Ad functions: You can search for ads by how many remaining impressions they have, or substrings in their clickthrough URL, alt text, or image src. You can create a new ad by filling in a form with information about the ad creative (image src, URL, alt text), run (start date, end date, impressions, groups and campaign), and targeting dimensions.

Group functions: You can list ads in a given group, create a new group, or delete an existing group.

Campaign functions: You can list members of an existing campaign, create a new campaign, edit or delete an exisiting campaign, and add or remove all members of a campaign to/from a given group.

A list of ads, whether a campaign, group, or search result, is presented as a summary list where each ad links to a more specific report about that ad.

The inline images and links have been removed from the HTML that follows.

A campaign list looks something like:

Campaign: houseads
Ad Default? Hits Clicks Rate
No 72430 543 0.75 %
No 68020 560 0.82 %
No 51808 257 0.50 %
Total: 600161 7751 1.29 %

this report over to

and a detailed report for a specific ad:

Ad: 145
img src
Clickthrough URL
alt textThe LA Times Crossword at WWW.Student.Net
Extra textThe LA Times Crossword at WWW.Student.Net
Run start date1997-09-02
Run end date1999-12-31
Daily Impressions230/296
Remaining Impressions181236/300000

Date Hits Clicks Rate
04/27 164 2 1.22 %
04/26 265 4 1.51 %
04/25 240 2 0.83 %
04/24 204 3 1.47 %
04/23 183 1 0.55 %
04/22 201 0 0.00 %
04/21 193 2 1.04 %
04/20 236 6 2.54 %
04/19 267 1 0.37 %
04/18 223 1 0.45 %
04/17 127 1 0.79 %
04/16 122 0 0.00 %
04/15 213 1 0.47 %
04/14 185 6 3.24 %
04/13 205 3 1.46 %
04/12 233 2 0.86 %
04/11 238 2 0.84 %
04/10 289 6 2.08 %
04/09 162 0 0.00 %
04/08 197 3 1.52 %
Total: 4147 46 1.11 %

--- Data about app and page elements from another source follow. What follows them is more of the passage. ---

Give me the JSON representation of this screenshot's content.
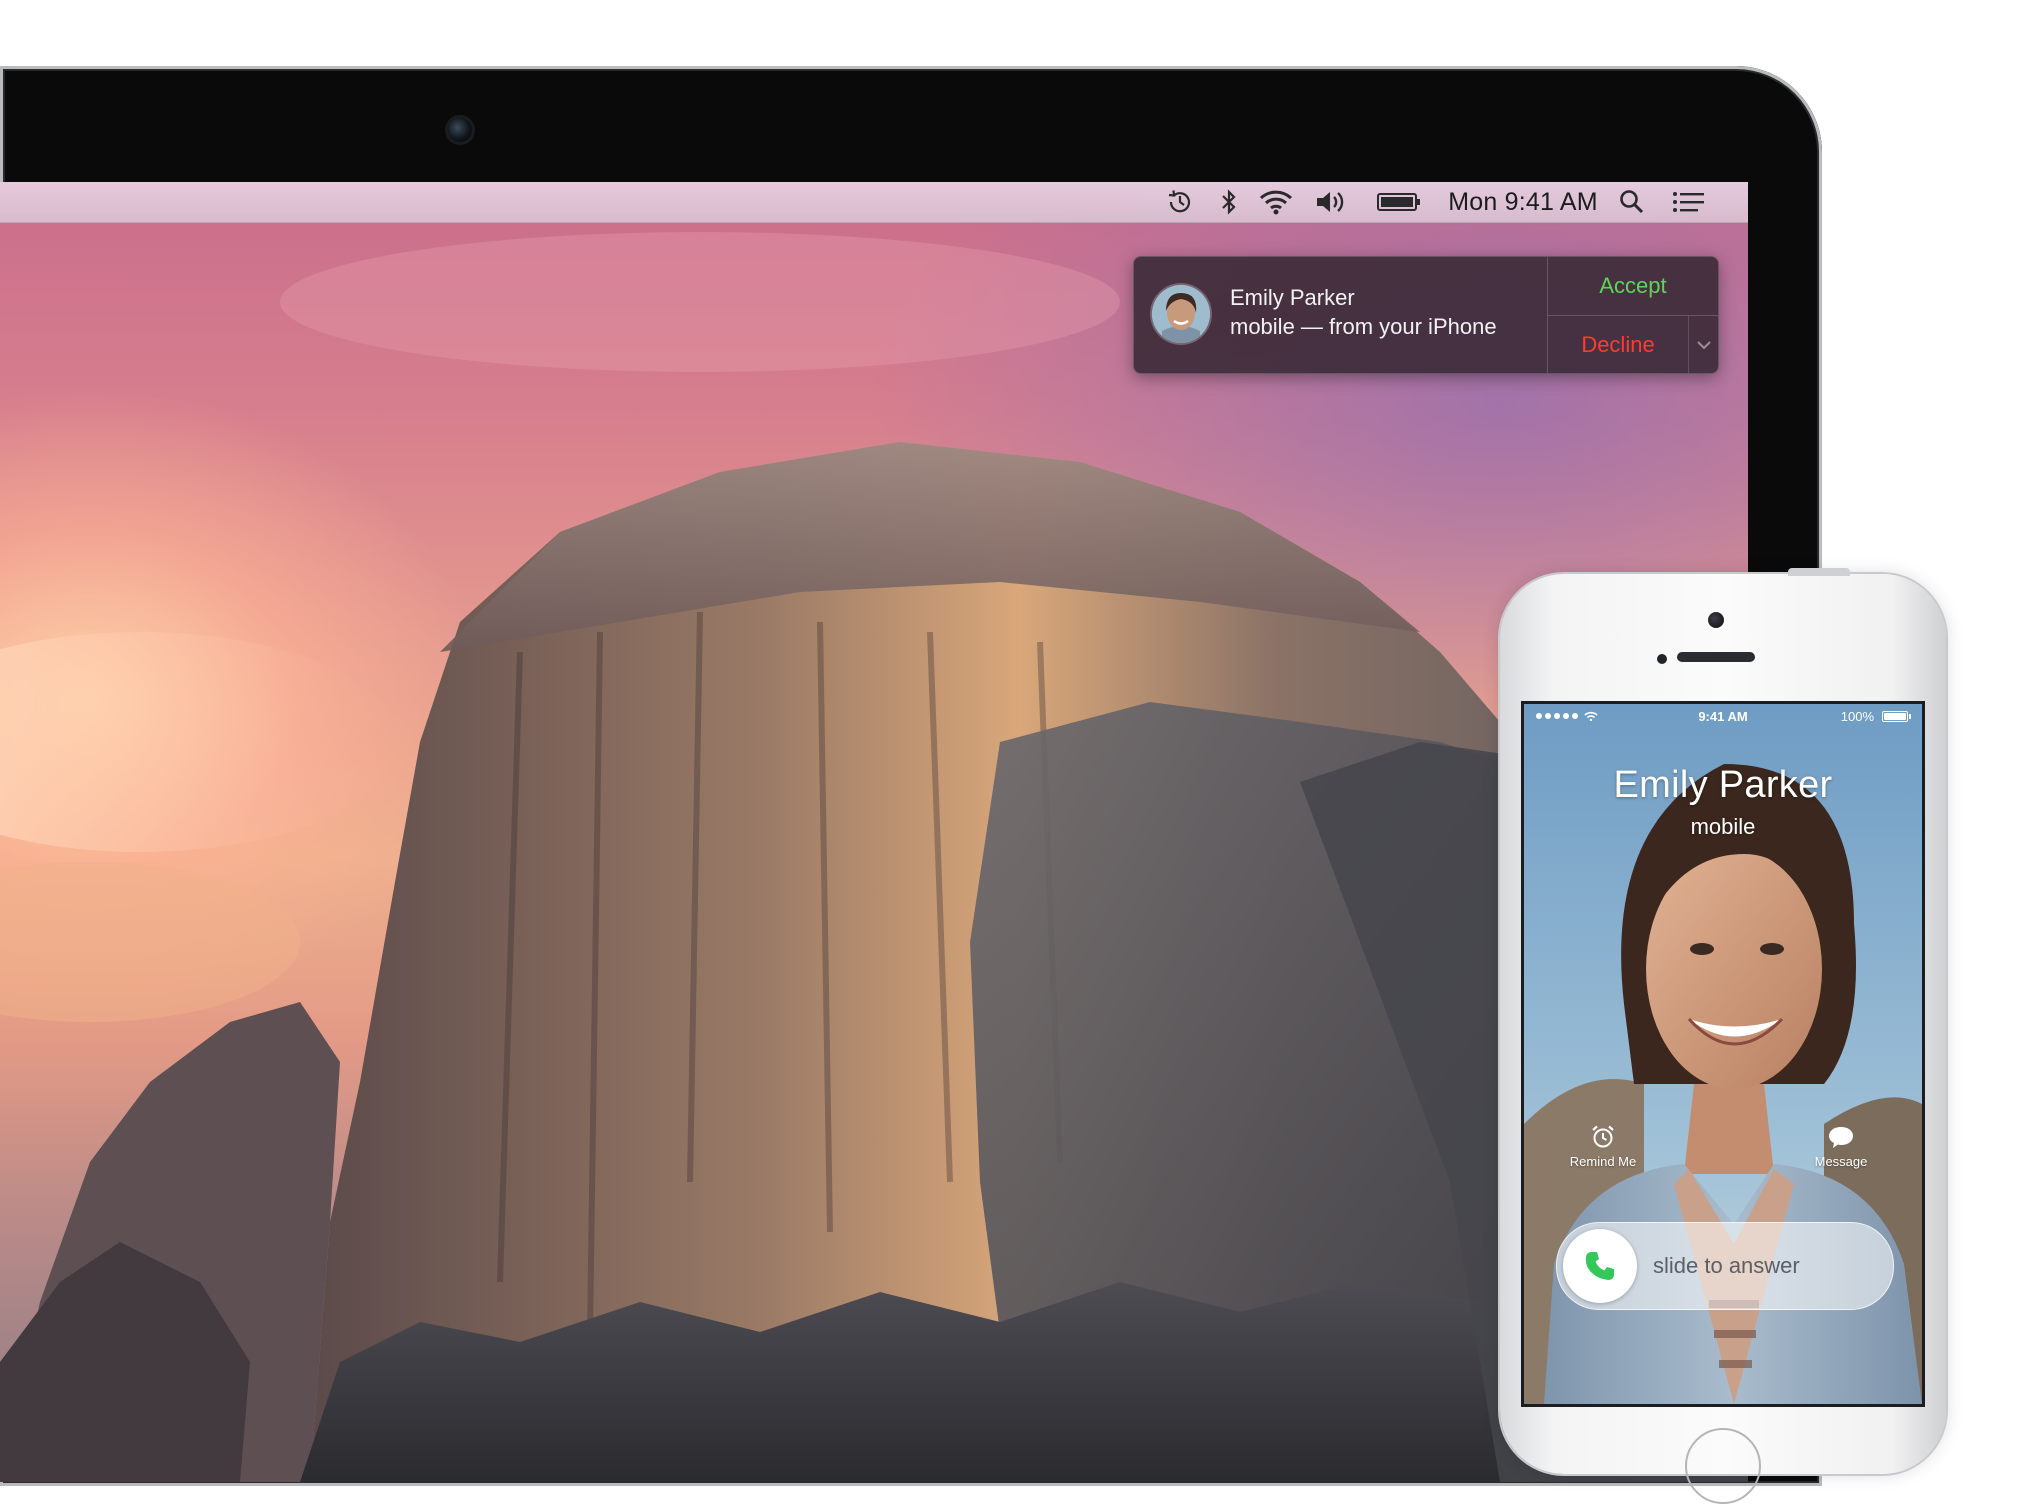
{
  "menubar": {
    "clock": "Mon 9:41 AM",
    "icons": [
      "time-machine-icon",
      "bluetooth-icon",
      "wifi-icon",
      "volume-icon",
      "battery-icon",
      "spotlight-search-icon",
      "notification-center-icon"
    ]
  },
  "notification": {
    "title": "Emily Parker",
    "subtitle": "mobile — from your iPhone",
    "accept_label": "Accept",
    "decline_label": "Decline",
    "accept_color": "#5fd35a",
    "decline_color": "#ff3b30"
  },
  "iphone": {
    "status": {
      "time": "9:41 AM",
      "battery": "100%",
      "battery_level": 1.0
    },
    "caller_name": "Emily Parker",
    "caller_type": "mobile",
    "remind_label": "Remind Me",
    "message_label": "Message",
    "slide_label": "slide to answer",
    "answer_color": "#34c759"
  }
}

this report over to

Edit this Ad

"Edit this Ad" links to a form where settings for this ad can be changed:

Editing Ad 145
img src
Auto-size image? (.gif only)
Or enter image dimensions:width: height:
Clickthrough URL
Clickthrough Type normal map
alt text
Extra text
Run start date
Run end date
Browser Restriction
Per-User Exposures
Domain Restrictions
Cost Basis
Default Ad?


The DAD functionality discussed so far is implemented in three packages: DAD::public, DAD::private, and DAD::config DAD::public implements ad delivery. It is typically configured with something in httpd.conf like:

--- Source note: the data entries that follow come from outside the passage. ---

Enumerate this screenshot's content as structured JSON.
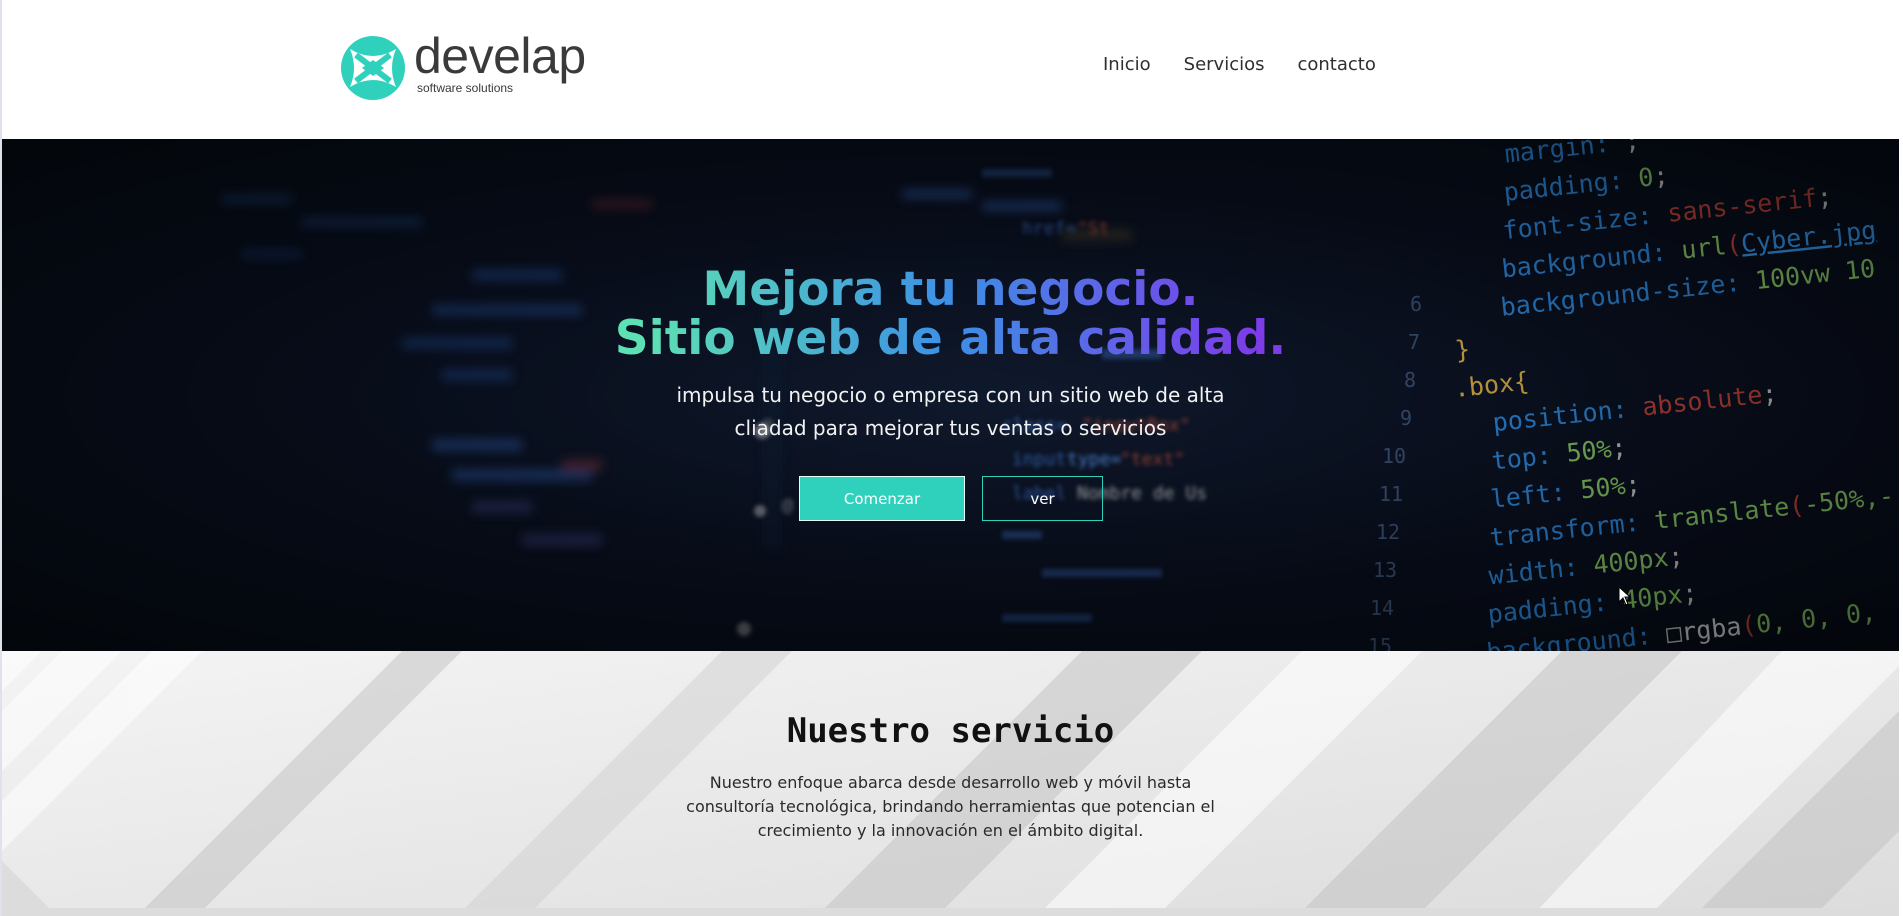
{
  "brand": {
    "name": "develap",
    "tagline": "software solutions",
    "accent": "#2fd1bd"
  },
  "nav": {
    "items": [
      "Inicio",
      "Servicios",
      "contacto"
    ]
  },
  "hero": {
    "title_line1": "Mejora tu negocio.",
    "title_line2": "Sitio web de alta calidad.",
    "subtitle_line1": "impulsa tu negocio o empresa con un sitio web de alta",
    "subtitle_line2": "cliadad para mejorar tus ventas o servicios",
    "primary_button": "Comenzar",
    "secondary_button": "ver",
    "code_background": {
      "line_numbers": [
        "6",
        "7",
        "8",
        "9",
        "10",
        "11",
        "12",
        "13",
        "14",
        "15"
      ],
      "lines": [
        "margin: ;",
        "padding: 0;",
        "font-size: sans-serif;",
        "background: url(Cyber.jpg",
        "background-size: 100vw 10",
        "}",
        ".box{",
        "position: absolute;",
        "top: 50%;",
        "left: 50%;",
        "transform: translate(-50%,-",
        "width: 400px;",
        "padding: 40px;",
        "background: rgba(0, 0, 0,"
      ],
      "blurred_snippets": [
        "href=\"St",
        "class=\"inputBox\"",
        "input type=\"text\"",
        "label Nombre de Us"
      ]
    }
  },
  "services": {
    "title": "Nuestro servicio",
    "description": "Nuestro enfoque abarca desde desarrollo web y móvil hasta consultoría tecnológica, brindando herramientas que potencian el crecimiento y la innovación en el ámbito digital."
  }
}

<Location /dad>
SetHandler perl-script
PerlHandler DAD::public

DAD::private implements the administrative interface. It is typically configured on a server that is not publically accessible with something in httpd.conf like:

<Location /dad-admin>
 SetHandler perl-script
 PerlHandler DAD::private

DAD::config contains global settings and database connectivity information. It is used by the other modules;

DAD also provides automatic reporting to external clients. Organized on a per-campaign basis, each client gets a URL, username, and password where they have read-only access to reports about ads in their campaign. This is implemented by DAD::report and DAD::auth in httpd.conf as follows:

<Location /dad-report>
 SetHandler perl-script
 AuthName "DAD Reporting"
 AuthType Basic
 require valid-user
 PerlAuthenHandler DAD::auth
 PerlHandler DAD::report

DAD also includes some utility programs:

Future Directions

DAD's immediate future development will focus on two things: cleaner code packaging and enhanced targeting abilities.

DAD was developed incrementally to be specialized to specific needs at Student.Net Publishing — targeting dimensions, database connectivity, session management, etc. While it is not difficult to adapt it for use in other enviroments, it would be helpful if was even easier to add targeting dimensions and their associated UI elements.

Additionally, the more tools in DAD's targeting toolbox, the more situations in which it will be useful. Advertisers never tire of wanting their ads to be served to specific audience slices — DAD is up to the task.